The Analytics Unit oversees data validation, data quality assurance, research analytics and specimen digitization of all CBG projects. The team provides assistance to CBG researchers, students, external collaborators with respect to digitization (imaging, weighing, etc.), data availability, statistical analysis, GIS mapping, ecological data, etc. The central goal of its work is to help generate high-quality publication-ready data, and to assist with their interpretation.

The team works closely with all other units at the institute to establish workflows and validation schemes that ensure the highest possible quality of data for the various projects at the CBG. For instance DNA barcode reference sequences generated with our Pacific Biosystems Sequel I and II platforms are validated by the Analytics team and associated records on BOLD are ameliorated with further information (e.g. images, dry weight). Members of the unit are monitoring sequence quality and provide feedback to both the Genomics and the Informatics unit to ensure an optimal QA/QC process.

Several approaches have been introduced to characterize the relations between particular traits, evolutionary lineages, and variation in environmental conditions across sites.
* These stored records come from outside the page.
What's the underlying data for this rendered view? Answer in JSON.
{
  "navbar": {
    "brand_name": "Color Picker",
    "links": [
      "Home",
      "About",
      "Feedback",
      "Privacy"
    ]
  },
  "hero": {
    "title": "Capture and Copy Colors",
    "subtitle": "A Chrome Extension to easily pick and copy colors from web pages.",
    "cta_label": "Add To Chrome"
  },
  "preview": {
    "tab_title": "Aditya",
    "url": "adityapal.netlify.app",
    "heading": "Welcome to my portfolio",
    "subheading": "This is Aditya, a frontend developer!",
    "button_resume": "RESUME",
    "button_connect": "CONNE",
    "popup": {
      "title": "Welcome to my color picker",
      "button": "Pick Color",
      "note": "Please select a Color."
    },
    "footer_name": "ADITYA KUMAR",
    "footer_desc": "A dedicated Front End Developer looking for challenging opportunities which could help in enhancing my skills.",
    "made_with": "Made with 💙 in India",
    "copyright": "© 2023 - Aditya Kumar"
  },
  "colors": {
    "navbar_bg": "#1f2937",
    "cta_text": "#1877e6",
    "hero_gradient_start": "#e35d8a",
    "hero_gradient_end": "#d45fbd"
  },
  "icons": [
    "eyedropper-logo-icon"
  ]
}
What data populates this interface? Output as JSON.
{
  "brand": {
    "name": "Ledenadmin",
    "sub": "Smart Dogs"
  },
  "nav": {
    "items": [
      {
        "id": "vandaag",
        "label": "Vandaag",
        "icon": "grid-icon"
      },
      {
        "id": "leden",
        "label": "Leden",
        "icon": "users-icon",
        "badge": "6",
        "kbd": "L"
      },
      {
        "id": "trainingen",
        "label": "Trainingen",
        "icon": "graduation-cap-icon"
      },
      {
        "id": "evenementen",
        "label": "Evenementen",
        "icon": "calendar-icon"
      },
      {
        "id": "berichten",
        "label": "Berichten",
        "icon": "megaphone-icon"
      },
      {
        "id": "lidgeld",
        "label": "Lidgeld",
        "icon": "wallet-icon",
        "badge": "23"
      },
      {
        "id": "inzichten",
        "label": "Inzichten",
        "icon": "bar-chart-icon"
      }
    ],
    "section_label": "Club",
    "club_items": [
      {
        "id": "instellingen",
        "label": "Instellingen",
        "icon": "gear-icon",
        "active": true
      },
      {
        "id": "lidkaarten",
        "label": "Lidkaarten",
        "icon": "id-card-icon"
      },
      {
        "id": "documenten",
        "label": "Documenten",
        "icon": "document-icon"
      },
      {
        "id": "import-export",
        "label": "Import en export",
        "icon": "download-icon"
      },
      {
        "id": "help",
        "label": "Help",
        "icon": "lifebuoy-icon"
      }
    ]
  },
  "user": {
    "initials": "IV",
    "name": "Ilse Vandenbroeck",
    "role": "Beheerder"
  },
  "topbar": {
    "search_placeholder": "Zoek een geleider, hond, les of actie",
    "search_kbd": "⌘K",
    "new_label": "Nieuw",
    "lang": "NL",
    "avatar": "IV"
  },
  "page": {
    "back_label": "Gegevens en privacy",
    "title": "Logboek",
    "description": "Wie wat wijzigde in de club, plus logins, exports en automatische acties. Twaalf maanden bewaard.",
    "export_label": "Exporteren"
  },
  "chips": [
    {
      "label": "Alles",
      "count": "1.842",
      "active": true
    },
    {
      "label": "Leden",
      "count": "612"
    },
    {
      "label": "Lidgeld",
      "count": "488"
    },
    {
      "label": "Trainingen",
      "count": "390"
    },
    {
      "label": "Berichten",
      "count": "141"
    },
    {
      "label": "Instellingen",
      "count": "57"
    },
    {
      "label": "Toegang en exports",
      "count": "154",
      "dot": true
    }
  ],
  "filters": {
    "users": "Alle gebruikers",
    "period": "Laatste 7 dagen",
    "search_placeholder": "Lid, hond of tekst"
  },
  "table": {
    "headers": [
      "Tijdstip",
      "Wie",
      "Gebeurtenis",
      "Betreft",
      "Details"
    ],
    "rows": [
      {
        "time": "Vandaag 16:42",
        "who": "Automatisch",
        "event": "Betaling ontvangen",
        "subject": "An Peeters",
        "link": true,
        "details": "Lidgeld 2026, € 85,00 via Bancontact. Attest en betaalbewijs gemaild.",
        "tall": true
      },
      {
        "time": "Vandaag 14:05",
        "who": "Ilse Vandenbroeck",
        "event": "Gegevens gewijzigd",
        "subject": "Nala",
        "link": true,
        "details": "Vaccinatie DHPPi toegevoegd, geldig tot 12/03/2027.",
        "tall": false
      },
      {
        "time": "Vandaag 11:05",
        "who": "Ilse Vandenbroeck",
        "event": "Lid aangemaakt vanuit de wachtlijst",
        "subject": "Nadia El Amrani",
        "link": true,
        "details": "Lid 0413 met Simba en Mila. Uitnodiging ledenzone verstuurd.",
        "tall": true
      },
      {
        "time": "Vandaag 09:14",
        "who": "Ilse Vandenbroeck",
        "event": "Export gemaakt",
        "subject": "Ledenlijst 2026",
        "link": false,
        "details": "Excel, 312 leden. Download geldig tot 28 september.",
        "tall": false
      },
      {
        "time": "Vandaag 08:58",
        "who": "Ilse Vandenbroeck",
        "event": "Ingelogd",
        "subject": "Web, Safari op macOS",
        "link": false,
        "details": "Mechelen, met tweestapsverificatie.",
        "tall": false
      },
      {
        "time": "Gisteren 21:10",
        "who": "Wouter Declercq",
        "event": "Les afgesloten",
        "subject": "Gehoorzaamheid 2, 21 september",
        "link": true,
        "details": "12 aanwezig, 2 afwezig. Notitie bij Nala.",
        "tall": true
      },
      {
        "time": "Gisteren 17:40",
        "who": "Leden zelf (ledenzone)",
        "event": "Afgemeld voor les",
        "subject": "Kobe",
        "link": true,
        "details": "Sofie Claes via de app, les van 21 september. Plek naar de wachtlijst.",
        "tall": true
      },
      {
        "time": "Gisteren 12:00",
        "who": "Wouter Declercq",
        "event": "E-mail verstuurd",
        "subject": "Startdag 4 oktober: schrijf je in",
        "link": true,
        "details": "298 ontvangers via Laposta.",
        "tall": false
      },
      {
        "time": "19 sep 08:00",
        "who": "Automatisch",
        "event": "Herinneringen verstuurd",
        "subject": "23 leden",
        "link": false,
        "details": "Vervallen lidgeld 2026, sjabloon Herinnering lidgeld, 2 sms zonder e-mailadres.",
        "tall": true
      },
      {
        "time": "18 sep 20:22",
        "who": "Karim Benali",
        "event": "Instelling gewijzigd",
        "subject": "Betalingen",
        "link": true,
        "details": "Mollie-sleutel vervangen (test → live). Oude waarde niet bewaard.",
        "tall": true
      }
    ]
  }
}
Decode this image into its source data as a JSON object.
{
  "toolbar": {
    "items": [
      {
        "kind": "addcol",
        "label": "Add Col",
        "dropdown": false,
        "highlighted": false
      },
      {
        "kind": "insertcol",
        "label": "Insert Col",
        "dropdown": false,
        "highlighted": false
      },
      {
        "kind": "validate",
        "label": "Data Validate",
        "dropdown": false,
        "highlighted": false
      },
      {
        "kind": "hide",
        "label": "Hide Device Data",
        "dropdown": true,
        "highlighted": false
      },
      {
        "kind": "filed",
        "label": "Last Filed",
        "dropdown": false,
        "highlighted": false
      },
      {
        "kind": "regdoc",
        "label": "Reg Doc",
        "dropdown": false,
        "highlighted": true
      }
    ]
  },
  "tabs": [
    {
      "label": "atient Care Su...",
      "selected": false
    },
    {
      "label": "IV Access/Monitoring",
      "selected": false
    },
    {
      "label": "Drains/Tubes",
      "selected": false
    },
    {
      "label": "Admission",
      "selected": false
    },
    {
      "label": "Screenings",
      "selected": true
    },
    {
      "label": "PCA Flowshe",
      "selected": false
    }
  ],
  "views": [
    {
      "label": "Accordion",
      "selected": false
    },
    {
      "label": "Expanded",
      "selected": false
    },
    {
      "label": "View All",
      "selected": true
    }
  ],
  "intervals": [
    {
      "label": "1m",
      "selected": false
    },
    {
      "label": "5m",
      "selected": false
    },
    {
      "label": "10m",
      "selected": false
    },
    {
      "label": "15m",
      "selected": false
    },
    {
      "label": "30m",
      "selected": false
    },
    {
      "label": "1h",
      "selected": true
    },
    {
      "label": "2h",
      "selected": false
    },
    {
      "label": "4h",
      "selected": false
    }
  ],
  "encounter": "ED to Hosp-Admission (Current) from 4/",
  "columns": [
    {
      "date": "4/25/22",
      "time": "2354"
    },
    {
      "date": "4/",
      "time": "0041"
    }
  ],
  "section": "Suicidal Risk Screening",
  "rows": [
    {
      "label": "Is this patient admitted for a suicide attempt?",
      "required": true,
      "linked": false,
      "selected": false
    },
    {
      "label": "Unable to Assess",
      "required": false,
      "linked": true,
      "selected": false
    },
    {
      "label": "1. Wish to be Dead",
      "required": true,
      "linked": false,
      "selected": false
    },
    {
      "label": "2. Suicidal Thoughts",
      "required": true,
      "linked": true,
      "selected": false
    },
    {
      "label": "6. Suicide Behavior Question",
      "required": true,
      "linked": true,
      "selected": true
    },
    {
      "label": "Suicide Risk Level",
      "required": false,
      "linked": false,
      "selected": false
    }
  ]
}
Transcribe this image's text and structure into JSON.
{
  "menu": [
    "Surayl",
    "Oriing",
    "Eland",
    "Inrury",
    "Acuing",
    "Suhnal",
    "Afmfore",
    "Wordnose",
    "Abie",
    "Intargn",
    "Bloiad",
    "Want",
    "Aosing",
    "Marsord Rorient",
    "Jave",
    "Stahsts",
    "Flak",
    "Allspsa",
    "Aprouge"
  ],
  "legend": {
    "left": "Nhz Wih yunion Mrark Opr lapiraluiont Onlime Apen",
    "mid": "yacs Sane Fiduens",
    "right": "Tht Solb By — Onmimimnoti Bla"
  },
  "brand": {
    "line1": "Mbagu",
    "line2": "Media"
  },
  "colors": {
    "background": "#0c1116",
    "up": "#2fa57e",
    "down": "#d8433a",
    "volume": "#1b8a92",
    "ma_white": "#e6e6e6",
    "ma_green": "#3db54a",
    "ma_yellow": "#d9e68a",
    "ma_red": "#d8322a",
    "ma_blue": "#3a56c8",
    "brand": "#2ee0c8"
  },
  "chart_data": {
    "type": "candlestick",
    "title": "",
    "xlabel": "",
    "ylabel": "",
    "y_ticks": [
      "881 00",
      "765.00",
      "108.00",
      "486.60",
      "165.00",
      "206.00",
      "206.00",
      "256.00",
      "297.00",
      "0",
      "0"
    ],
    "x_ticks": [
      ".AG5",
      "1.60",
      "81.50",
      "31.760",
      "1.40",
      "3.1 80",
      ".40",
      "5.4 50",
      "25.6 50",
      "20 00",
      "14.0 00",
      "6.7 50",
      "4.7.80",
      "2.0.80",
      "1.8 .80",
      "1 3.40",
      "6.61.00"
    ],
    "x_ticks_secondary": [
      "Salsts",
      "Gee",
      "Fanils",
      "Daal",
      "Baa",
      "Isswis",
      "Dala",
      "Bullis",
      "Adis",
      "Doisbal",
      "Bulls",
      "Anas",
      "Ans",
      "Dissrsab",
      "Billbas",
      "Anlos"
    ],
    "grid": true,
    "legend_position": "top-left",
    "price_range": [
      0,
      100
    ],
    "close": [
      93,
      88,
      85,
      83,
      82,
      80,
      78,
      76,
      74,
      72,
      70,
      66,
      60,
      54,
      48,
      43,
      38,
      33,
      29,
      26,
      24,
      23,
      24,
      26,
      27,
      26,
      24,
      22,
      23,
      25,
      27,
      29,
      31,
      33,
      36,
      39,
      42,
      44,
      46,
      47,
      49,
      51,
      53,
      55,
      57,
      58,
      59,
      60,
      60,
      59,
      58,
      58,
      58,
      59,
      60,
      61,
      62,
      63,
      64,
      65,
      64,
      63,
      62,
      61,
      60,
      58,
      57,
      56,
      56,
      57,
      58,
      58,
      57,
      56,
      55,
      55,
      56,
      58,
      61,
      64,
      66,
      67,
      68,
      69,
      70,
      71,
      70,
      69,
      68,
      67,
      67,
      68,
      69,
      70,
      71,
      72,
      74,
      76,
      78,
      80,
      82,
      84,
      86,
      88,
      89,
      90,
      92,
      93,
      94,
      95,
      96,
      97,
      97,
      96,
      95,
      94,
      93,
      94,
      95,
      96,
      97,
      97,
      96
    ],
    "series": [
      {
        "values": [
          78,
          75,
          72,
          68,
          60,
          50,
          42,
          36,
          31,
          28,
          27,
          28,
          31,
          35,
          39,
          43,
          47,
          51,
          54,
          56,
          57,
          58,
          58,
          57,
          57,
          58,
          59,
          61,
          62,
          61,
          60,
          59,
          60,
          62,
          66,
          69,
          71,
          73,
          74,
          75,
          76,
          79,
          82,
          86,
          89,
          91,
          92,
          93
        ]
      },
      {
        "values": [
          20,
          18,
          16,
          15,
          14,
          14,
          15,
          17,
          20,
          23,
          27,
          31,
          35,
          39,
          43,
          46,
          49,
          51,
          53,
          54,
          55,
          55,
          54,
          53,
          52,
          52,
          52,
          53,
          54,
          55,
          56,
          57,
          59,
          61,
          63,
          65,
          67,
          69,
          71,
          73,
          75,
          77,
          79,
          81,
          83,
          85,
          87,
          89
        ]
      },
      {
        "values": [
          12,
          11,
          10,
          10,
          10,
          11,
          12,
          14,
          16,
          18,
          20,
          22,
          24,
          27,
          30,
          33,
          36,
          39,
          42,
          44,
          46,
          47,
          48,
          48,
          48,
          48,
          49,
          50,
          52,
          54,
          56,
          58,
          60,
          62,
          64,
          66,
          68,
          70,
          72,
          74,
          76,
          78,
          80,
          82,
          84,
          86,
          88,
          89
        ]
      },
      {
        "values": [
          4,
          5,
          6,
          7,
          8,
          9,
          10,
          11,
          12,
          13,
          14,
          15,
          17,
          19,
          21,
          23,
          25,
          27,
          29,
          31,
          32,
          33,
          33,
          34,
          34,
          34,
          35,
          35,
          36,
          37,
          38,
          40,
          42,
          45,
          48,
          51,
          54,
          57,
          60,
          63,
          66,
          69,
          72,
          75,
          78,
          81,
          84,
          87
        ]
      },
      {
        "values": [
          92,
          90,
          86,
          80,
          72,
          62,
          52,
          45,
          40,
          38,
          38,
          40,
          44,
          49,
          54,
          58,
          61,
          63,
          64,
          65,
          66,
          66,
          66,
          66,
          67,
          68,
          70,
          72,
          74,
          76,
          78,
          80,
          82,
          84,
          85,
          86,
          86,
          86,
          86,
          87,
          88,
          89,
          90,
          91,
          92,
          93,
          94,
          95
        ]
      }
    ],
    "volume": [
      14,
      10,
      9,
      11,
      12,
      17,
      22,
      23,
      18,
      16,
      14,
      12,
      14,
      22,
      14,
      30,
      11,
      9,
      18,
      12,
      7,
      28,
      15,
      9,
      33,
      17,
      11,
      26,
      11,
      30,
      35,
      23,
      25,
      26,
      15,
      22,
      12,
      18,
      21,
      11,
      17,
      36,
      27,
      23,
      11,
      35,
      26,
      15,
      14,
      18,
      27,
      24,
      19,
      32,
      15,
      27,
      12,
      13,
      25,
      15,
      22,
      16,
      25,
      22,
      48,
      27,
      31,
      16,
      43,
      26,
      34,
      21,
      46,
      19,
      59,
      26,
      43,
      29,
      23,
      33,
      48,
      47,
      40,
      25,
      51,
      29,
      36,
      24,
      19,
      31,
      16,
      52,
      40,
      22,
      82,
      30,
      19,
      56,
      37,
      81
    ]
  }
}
Some newer methods allow for the analysis of the association of trait states and pylogenetic trees with spatially variable environmental factors. The quality of such analyses will depend on the completeness and the accuracy of the sequences included in a reference library such as BOLD but also in the availability of high quality trait data. The Analytics unit is developing automated data mining tools (crawler and scraper technology) to assemble comprehensive trait datasets.

The combination of high-throughput DNA sequencing at the CBG with statistical modelling approaches makes it possible to scale up from data-rich but finite sets of point samples to spatially continuous biodiversity maps. The Analytics unit supports CBG researchers in building continuous species maps and estimation of metrics such as richness and dissimilar¬ity, as well as species abundance or biomass, depending on the sampling and analytical methods used.